Provided data =
● ● ● ● ●
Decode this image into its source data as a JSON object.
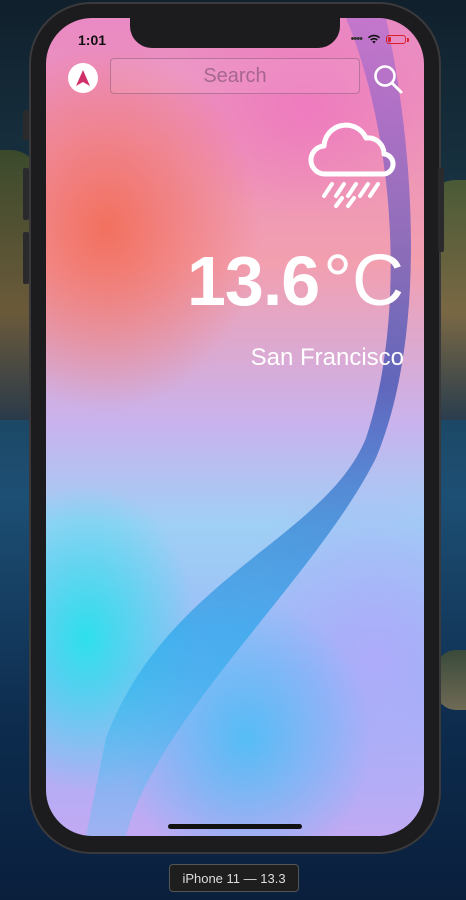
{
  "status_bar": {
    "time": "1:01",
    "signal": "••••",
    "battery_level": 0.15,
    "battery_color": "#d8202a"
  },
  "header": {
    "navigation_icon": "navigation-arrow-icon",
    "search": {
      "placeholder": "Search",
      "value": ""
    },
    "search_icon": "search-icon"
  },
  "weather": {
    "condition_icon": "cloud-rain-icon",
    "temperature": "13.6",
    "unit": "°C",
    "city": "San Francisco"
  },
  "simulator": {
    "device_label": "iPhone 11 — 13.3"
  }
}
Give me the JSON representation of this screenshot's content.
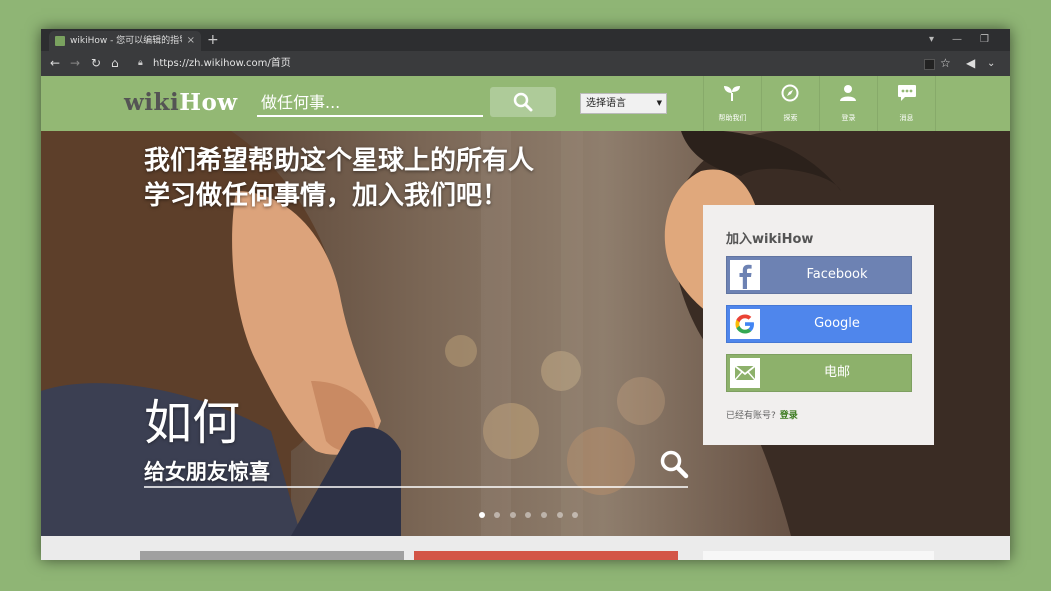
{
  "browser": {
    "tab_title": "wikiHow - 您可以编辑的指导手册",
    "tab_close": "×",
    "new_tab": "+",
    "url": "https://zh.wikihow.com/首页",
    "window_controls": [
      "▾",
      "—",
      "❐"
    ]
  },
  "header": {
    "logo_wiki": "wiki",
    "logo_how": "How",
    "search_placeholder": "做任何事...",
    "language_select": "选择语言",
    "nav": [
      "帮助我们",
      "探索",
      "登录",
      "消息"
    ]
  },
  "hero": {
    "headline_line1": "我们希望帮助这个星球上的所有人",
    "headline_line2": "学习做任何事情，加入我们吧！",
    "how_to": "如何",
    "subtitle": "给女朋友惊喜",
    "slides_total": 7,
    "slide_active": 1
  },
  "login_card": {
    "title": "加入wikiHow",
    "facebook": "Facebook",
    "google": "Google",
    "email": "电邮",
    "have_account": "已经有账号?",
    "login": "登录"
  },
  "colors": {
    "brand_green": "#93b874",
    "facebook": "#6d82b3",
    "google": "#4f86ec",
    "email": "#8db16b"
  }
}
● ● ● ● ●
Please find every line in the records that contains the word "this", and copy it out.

Output of the exercise =
Decode this image into its source data as a JSON object.
Give me the JSON representation of this screenshot's content.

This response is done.